Automotive Technician careers are a high demand field that tend to have frequent turnover. While this position requires no formal education beyond a high school degree, many states require special licensing as evidence of skills and knowledge. This reduces poor customer impact and allows for the state to better regulate automotive repairs. This position generally does not have irregular or late hours, which also makes it attractive, however Automotive Technicians work substantially with their hands in physical labor positions and expect to get dirty in their line of work. Work related injuries are also a very real possibility in this field, though these are rare and generally minor.

diesel mechanic

What does a Diesel Mechanic do?

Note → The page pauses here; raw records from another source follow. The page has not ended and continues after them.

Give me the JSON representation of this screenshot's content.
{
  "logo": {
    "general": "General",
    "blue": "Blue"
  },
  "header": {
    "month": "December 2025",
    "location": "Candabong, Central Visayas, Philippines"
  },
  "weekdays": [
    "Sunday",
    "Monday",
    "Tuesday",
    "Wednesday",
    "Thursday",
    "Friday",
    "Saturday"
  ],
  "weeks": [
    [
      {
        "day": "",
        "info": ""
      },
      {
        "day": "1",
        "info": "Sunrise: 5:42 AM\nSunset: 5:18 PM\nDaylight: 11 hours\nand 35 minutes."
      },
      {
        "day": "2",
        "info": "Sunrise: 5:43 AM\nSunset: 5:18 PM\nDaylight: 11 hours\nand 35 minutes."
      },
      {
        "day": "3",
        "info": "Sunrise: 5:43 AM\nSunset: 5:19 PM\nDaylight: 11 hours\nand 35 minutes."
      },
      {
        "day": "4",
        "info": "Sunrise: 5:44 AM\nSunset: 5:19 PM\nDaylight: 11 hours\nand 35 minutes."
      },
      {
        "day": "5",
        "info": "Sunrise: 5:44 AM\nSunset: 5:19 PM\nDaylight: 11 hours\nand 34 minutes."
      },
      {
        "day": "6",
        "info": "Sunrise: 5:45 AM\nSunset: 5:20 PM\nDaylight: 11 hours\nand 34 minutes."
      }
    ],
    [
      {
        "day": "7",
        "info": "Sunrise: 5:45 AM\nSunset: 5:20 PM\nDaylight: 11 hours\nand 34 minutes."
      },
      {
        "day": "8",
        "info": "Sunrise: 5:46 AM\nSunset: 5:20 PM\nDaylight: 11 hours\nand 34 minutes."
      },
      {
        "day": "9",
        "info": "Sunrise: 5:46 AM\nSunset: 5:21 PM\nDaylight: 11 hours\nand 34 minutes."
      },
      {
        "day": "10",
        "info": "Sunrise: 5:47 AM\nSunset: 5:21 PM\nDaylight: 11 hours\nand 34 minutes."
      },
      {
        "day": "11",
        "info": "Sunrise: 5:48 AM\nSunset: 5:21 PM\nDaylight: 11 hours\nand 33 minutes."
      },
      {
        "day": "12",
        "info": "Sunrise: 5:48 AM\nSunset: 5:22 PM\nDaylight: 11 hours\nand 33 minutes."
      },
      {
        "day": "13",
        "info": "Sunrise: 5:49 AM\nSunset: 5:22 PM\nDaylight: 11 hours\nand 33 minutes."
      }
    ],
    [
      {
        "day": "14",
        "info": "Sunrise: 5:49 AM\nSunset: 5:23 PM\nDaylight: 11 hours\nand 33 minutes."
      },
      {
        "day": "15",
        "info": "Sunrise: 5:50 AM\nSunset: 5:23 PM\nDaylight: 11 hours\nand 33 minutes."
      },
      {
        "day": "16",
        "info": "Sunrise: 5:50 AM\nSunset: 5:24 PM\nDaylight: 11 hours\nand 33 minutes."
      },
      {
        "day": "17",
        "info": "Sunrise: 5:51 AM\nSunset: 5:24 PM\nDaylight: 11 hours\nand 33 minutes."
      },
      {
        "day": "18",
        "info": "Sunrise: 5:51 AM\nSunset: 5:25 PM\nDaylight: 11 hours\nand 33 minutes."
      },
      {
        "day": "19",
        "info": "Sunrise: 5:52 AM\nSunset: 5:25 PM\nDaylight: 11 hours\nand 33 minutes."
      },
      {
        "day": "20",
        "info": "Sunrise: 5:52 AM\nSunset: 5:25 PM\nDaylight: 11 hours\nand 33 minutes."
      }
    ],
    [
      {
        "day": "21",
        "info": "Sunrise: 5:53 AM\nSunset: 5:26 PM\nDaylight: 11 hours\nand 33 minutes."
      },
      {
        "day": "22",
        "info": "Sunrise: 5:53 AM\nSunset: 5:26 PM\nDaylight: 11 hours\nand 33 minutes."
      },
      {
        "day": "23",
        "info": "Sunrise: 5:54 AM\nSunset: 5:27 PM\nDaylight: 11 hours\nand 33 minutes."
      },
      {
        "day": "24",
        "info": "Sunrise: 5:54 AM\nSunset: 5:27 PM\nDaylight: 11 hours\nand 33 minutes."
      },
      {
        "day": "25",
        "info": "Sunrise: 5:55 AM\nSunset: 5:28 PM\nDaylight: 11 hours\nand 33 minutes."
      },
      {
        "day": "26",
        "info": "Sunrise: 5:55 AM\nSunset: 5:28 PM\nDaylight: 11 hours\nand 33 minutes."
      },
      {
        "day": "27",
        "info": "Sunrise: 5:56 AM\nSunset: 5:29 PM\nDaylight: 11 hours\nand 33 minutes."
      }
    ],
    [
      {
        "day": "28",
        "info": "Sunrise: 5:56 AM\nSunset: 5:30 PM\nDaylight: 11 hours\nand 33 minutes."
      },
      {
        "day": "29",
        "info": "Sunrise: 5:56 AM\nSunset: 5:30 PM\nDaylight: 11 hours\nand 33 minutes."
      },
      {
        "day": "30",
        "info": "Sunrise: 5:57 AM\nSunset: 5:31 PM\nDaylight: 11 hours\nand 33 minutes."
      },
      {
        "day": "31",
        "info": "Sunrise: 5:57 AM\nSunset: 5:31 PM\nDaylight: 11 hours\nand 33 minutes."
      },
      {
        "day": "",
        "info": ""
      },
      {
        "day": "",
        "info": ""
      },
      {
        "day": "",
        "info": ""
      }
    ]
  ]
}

Some unfortunate people know how complicated life becomes when a much-needed car breaks down, especially in the peak of rush-hour traffic. Now imagine how difficult things can be when mechanical woes force truckers and their goods to stop trucking, or sideline packed public buses. When these auto disasters strike, it is diesel mechanics that restore order, getting crippled engines humming again, or just preventing failures in the first place.

diesel mechanic

What do diesel mechanics do?

Diesel mechanics maintain and repair diesel engines, a task that requires extensive knowledge of diesel engines, their systems and components. Because these technologies are always progressing, they must remain on the cutting edge of the technical changes that impact their work. Specific duties range from simple oil changes to total engine overhauls. In either case, these mechanics must be equipped to work with a variety of tools and diagnostic equipment, computerized or otherwise. They must also be able to relay sometimes overly-complicated technical information to customers with little to no repair experience.

According to the U.S. Bureau of Labor Statistics (BLS), some diesel mechanics specialize in heavy duty vehicles, like bulldozers and cranes, while others in passenger transports, like light trucks and boats. While most begin working in others’ repair shops, some eventually go into business for themselves, making this a solid career option for mechanically-savvy entrepreneurial types.

How do I become a diesel mechanic?

Chances are you know someone who likes to tinker with cars or trucks in their spare time. Many diesel mechanics begin as hobbyists, but professionally repairing a broad range of engines, particularly heavy diesel engines, requires training.

According to the BLS, most begin with a community or trade college training program ranging from six months to two years in duration. They get a great deal of hands-on training with equipment and become familiar with the newest technologies. Some walk away from their training with employer-sought certifications, but others need to hone on-the-job experience to earn these credentials. The few diesel mechanics who forego formal training must often invest three to four years in a shop before they can become technicians.

What is the career outlook for a diesel mechanic?

The BLS reports that positions among diesel mechanics are expected to grow a bit slower than average. Note, however, that those who receive formal training through a community college or trade school have a significant edge over those who train on the job, making education an important investment in their careers.

The Association of Diesel Specialists, a professional trade organization, provides additional tools that can boost your job prospects, including scholarship and training information.